# What you are asked to do:
Count the lines holding the string "ダッシュボード" in the records, and give only the count.

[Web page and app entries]
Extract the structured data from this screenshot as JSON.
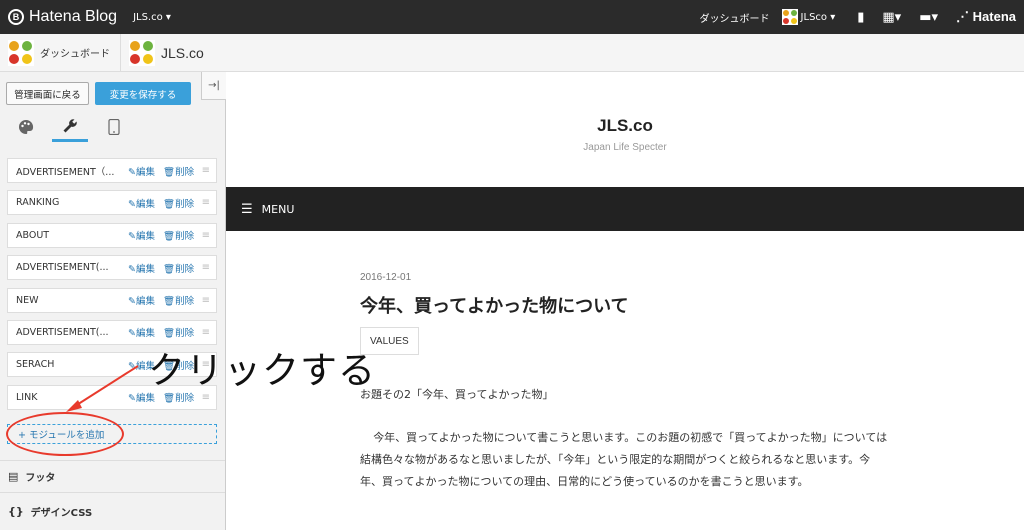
{
  "topbar": {
    "brand": "Hatena Blog",
    "blog_selector": "JLS.co ▾",
    "dashboard_link": "ダッシュボード",
    "user_menu": "JLSco ▾",
    "hatena_brand": "Hatena",
    "bg_color": "#2b2b2b"
  },
  "subbar": {
    "dashboard_label": "ダッシュボード",
    "blog_name": "JLS.co"
  },
  "sidebar": {
    "back_button": "管理画面に戻る",
    "save_button": "変更を保存する",
    "collapse_glyph": "→|",
    "tabs": [
      {
        "name": "design-tab",
        "glyph": "🎨"
      },
      {
        "name": "customize-tab",
        "glyph": "🔧"
      },
      {
        "name": "smartphone-tab",
        "glyph": "📱"
      }
    ],
    "modules": [
      {
        "name": "ADVERTISEMENT（...",
        "edit": "編集",
        "delete": "削除"
      },
      {
        "name": "RANKING",
        "edit": "編集",
        "delete": "削除"
      },
      {
        "name": "ABOUT",
        "edit": "編集",
        "delete": "削除"
      },
      {
        "name": "ADVERTISEMENT(...",
        "edit": "編集",
        "delete": "削除"
      },
      {
        "name": "NEW",
        "edit": "編集",
        "delete": "削除"
      },
      {
        "name": "ADVERTISEMENT(...",
        "edit": "編集",
        "delete": "削除"
      },
      {
        "name": "SERACH",
        "edit": "編集",
        "delete": "削除"
      },
      {
        "name": "LINK",
        "edit": "編集",
        "delete": "削除"
      }
    ],
    "add_module": "+ モジュールを追加",
    "footer_section": "フッタ",
    "css_section": "デザインCSS",
    "accent_color": "#3aa0da"
  },
  "annotation": {
    "callout": "クリックする",
    "highlight_color": "#e83a2c"
  },
  "preview": {
    "site_title": "JLS.co",
    "site_subtitle": "Japan Life Specter",
    "menu_label": "MENU",
    "post": {
      "date": "2016-12-01",
      "title": "今年、買ってよかった物について",
      "category": "VALUES",
      "lead": "お題その2「今年、買ってよかった物」",
      "body": "今年、買ってよかった物について書こうと思います。このお題の初感で「買ってよかった物」については結構色々な物があるなと思いましたが、「今年」という限定的な期間がつくと絞られるなと思います。今年、買ってよかった物についての理由、日常的にどう使っているのかを書こうと思います。"
    }
  }
}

# Final answer:
2